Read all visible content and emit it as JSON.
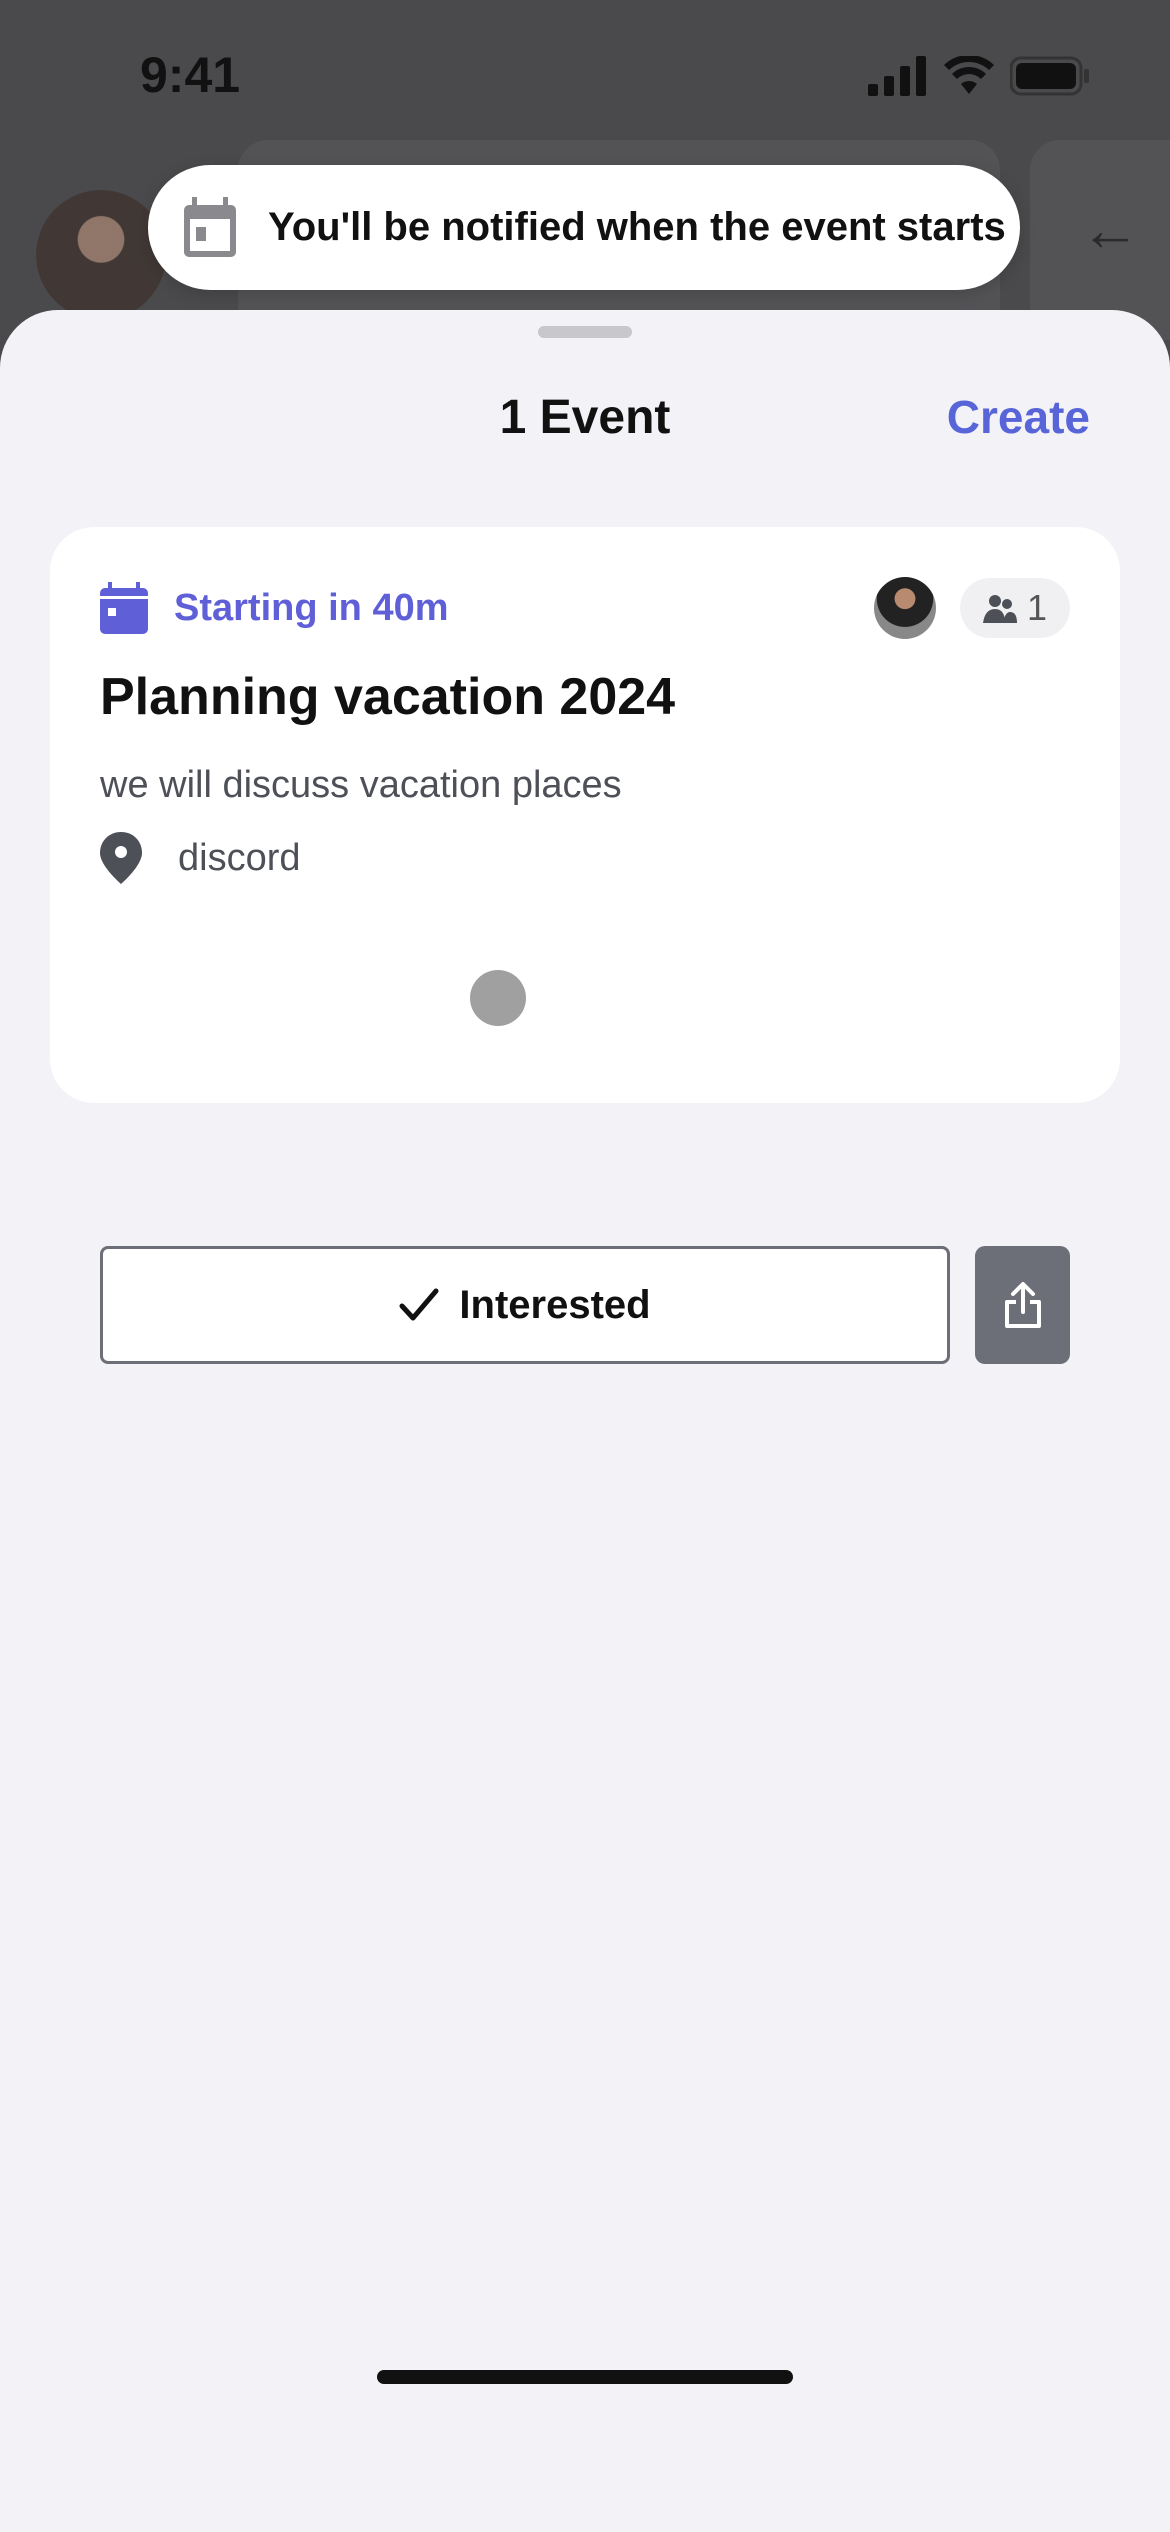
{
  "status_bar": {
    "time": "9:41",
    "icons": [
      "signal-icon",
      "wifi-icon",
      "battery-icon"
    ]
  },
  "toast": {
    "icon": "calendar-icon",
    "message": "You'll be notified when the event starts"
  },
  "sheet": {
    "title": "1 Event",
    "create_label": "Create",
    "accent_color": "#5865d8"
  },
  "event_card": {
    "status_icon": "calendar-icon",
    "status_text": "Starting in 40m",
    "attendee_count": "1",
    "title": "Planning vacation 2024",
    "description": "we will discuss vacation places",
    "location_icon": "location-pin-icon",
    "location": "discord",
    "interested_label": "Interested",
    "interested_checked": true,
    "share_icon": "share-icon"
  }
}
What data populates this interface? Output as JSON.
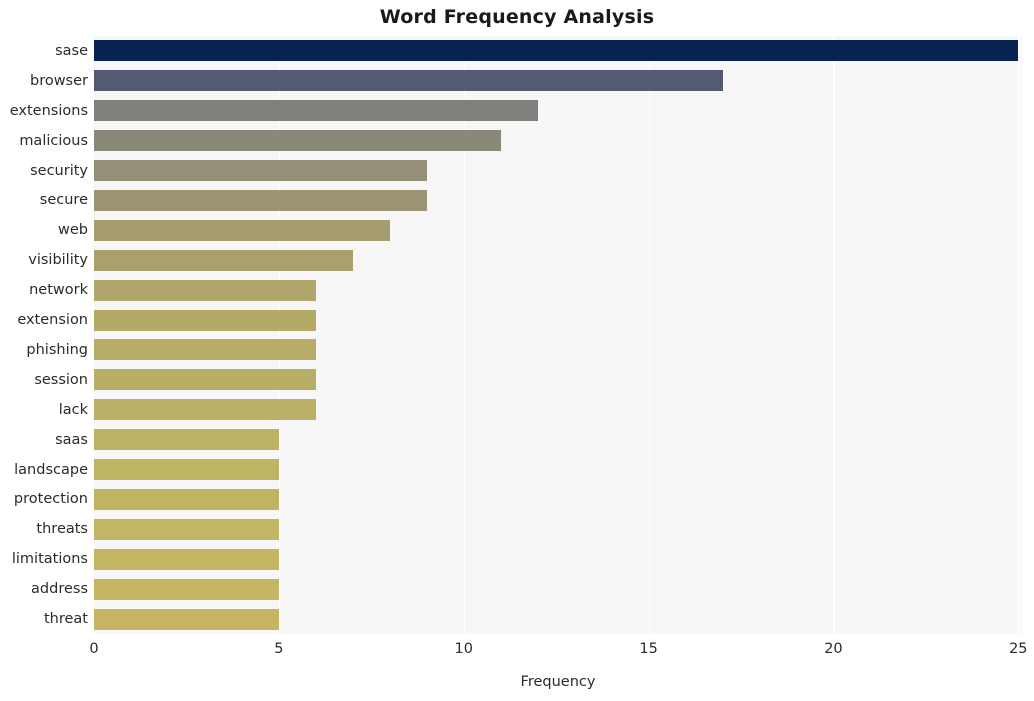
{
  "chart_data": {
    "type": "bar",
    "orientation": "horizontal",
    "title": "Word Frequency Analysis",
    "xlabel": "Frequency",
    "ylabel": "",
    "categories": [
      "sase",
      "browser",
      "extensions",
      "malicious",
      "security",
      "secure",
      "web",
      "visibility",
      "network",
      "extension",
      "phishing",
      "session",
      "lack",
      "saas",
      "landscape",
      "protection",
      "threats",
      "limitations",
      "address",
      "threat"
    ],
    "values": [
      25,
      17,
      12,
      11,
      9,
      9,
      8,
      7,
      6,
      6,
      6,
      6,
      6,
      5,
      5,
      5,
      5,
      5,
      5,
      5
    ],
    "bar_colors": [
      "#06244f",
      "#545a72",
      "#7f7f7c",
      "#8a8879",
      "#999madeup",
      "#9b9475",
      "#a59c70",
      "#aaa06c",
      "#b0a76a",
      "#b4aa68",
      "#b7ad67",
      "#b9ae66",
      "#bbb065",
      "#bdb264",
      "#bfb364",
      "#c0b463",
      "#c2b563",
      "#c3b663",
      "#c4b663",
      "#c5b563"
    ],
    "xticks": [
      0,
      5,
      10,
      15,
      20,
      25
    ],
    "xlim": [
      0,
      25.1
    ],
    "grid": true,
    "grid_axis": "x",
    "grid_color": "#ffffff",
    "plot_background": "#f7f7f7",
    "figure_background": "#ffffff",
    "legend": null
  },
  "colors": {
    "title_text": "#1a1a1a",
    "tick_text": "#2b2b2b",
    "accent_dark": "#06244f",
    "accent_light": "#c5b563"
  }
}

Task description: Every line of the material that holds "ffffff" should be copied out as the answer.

Solution to the problem:
    "grid_color": "#ffffff",
    "figure_background": "#ffffff",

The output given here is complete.